* **Task requirements**
The answer should be a single number: how many lines of the entries below hold the word "Untitled".

(Material provided Opens)

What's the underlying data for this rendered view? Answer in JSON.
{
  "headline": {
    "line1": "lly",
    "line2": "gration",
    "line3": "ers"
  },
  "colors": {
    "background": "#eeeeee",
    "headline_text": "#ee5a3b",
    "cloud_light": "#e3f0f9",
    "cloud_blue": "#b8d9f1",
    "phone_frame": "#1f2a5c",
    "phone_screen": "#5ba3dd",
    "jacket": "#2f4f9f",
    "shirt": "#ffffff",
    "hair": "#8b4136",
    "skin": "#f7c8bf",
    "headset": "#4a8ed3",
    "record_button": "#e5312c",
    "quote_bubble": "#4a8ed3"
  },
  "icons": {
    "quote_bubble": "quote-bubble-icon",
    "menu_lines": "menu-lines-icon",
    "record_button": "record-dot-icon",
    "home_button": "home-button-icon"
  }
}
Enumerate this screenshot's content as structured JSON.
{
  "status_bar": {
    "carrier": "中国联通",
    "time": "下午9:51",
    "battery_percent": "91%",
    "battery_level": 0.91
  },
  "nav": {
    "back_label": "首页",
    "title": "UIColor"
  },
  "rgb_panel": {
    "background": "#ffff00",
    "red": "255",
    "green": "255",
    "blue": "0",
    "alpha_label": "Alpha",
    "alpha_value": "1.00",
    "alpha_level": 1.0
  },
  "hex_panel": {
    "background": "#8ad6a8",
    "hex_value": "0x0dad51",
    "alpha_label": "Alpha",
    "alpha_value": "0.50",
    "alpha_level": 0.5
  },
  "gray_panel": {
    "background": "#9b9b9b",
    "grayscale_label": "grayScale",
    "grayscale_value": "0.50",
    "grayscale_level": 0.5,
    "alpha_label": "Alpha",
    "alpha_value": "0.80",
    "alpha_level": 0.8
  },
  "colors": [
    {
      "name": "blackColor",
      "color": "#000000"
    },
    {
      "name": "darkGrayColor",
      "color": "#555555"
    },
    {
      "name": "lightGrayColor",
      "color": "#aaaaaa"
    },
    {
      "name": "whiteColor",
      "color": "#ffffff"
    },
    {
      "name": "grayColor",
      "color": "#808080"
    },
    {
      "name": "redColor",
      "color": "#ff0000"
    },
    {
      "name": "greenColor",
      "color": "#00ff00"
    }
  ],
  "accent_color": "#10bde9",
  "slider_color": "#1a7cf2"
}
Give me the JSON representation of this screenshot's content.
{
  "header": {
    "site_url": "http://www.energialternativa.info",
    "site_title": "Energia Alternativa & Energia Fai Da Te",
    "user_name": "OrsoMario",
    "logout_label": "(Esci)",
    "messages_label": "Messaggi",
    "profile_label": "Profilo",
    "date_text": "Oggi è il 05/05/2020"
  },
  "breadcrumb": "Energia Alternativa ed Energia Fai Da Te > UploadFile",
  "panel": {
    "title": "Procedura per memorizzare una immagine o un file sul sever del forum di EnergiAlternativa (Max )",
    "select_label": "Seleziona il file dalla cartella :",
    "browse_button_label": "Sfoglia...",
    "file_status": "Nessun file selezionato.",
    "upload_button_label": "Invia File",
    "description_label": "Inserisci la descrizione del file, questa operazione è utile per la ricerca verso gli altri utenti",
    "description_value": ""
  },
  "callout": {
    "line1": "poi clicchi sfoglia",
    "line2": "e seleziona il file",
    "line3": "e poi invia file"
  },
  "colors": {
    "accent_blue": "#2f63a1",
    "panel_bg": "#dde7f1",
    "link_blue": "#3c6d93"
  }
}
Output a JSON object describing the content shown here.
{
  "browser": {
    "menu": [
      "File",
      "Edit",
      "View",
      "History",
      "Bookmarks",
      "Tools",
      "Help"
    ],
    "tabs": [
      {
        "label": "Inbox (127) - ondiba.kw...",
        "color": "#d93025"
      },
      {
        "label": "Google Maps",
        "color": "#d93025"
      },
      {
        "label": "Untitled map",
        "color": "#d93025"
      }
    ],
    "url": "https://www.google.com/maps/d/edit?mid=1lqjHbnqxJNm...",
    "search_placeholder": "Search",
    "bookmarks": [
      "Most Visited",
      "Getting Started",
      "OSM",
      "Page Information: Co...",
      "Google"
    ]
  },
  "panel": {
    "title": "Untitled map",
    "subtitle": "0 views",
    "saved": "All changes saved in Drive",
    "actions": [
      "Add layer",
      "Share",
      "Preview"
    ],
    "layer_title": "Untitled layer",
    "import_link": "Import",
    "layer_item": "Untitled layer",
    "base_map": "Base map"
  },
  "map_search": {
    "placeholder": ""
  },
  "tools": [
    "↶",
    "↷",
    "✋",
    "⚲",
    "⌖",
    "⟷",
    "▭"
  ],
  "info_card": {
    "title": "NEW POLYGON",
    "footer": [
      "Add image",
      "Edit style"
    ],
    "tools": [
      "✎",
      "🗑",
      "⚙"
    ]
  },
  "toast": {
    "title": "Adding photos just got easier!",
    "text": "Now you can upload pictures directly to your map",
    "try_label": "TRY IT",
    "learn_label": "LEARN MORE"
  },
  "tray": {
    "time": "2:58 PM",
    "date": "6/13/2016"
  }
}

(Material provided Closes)

* **Answer box**
4